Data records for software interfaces
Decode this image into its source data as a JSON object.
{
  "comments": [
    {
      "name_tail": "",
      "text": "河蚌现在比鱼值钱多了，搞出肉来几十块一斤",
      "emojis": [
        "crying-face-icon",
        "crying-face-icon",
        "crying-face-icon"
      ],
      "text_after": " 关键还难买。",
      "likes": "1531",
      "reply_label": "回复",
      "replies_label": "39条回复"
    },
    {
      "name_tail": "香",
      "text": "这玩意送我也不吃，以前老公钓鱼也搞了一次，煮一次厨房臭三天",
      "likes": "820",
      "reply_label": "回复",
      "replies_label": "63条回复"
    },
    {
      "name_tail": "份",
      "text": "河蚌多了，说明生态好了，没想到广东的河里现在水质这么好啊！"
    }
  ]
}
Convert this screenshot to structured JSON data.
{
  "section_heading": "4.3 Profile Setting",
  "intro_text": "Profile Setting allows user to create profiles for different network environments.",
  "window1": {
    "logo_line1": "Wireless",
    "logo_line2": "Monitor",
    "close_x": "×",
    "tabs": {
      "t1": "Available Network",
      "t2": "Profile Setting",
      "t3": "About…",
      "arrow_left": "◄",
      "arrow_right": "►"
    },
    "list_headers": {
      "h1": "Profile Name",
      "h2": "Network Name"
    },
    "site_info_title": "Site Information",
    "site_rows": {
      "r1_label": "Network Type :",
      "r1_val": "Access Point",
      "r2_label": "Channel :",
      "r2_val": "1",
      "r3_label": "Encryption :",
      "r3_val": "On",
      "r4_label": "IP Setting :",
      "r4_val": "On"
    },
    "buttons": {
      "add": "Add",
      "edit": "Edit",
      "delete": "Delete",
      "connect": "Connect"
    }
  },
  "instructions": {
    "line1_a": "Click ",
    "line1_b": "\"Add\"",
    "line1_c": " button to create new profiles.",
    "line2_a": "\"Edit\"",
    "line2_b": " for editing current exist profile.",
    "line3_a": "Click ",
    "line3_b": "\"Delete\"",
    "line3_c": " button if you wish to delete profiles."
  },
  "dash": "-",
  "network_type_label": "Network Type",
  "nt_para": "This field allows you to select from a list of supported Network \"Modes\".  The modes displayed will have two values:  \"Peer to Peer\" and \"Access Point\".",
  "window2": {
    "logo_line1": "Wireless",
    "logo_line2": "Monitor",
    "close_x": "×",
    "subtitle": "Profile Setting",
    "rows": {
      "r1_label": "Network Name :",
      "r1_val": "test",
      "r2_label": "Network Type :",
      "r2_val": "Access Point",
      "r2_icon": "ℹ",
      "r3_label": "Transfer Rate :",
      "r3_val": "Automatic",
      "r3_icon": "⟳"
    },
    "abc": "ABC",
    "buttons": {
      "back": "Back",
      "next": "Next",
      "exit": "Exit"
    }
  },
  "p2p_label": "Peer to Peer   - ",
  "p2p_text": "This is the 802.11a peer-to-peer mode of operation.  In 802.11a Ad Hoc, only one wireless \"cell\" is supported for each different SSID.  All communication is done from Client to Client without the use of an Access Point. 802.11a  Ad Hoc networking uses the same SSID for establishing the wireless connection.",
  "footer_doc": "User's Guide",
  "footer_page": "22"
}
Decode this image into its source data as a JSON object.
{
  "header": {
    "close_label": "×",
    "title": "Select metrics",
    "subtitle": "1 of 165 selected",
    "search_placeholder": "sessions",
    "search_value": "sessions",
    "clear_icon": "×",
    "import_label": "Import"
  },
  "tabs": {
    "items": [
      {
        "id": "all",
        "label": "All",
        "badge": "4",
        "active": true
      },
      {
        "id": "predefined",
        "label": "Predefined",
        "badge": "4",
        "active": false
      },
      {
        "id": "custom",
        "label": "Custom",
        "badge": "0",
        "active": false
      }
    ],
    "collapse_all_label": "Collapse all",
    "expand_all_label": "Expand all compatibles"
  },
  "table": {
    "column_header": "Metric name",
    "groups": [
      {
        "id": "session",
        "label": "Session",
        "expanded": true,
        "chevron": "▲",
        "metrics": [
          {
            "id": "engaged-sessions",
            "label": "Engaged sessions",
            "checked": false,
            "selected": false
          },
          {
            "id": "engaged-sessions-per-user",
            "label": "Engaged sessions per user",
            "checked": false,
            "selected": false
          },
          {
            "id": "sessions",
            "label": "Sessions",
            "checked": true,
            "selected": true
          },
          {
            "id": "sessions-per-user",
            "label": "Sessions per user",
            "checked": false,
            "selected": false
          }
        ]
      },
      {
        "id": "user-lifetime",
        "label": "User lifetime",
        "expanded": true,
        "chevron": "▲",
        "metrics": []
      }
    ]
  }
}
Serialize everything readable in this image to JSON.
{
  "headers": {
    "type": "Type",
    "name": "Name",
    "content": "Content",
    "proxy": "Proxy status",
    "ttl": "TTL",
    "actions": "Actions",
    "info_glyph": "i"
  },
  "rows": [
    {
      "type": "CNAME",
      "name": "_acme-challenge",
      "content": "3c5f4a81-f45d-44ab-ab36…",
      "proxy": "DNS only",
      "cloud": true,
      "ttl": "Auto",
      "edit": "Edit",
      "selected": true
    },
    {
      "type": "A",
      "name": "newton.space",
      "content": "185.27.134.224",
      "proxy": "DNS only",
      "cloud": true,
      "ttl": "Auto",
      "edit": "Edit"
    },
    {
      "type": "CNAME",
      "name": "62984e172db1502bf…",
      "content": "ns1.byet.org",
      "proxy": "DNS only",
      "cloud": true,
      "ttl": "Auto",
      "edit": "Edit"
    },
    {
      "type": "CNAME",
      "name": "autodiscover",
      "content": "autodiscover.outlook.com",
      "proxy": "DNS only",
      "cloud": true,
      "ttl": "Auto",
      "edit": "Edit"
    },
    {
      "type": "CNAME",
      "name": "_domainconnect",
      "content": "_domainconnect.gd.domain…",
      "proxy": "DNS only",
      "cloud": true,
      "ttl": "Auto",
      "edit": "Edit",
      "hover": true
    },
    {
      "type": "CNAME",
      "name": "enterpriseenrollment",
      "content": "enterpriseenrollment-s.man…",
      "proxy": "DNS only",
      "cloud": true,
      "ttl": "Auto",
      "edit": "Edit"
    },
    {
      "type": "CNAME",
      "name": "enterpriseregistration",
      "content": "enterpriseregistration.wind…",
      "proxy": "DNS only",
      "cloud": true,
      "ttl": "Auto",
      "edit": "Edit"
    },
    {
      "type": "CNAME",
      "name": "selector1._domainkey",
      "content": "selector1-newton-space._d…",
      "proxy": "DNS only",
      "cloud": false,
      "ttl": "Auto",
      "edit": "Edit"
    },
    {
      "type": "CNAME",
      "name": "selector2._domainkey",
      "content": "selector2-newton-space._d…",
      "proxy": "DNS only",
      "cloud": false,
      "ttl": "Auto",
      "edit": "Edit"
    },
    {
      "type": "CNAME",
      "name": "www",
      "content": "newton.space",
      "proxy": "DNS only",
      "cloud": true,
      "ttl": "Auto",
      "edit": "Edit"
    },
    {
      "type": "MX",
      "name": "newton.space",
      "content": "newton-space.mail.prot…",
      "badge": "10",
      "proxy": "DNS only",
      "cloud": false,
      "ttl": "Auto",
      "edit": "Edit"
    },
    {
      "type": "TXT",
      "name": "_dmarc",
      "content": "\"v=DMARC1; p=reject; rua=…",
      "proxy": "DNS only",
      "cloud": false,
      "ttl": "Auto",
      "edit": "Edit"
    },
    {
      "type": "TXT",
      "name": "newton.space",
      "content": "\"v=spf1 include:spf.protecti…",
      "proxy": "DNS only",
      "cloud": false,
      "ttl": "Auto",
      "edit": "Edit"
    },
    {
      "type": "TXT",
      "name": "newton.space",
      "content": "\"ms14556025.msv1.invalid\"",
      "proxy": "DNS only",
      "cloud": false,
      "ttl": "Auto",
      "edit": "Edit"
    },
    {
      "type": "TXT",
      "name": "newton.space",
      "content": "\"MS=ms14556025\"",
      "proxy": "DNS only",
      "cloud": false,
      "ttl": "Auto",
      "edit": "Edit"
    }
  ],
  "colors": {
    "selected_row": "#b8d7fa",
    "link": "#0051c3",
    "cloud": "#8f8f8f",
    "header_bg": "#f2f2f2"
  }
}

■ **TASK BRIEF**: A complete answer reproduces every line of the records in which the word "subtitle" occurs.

■ **WRITTEN SOLUTION**:
    "subtitle": "Profile Setting",
    "subtitle": "1 of 165 selected",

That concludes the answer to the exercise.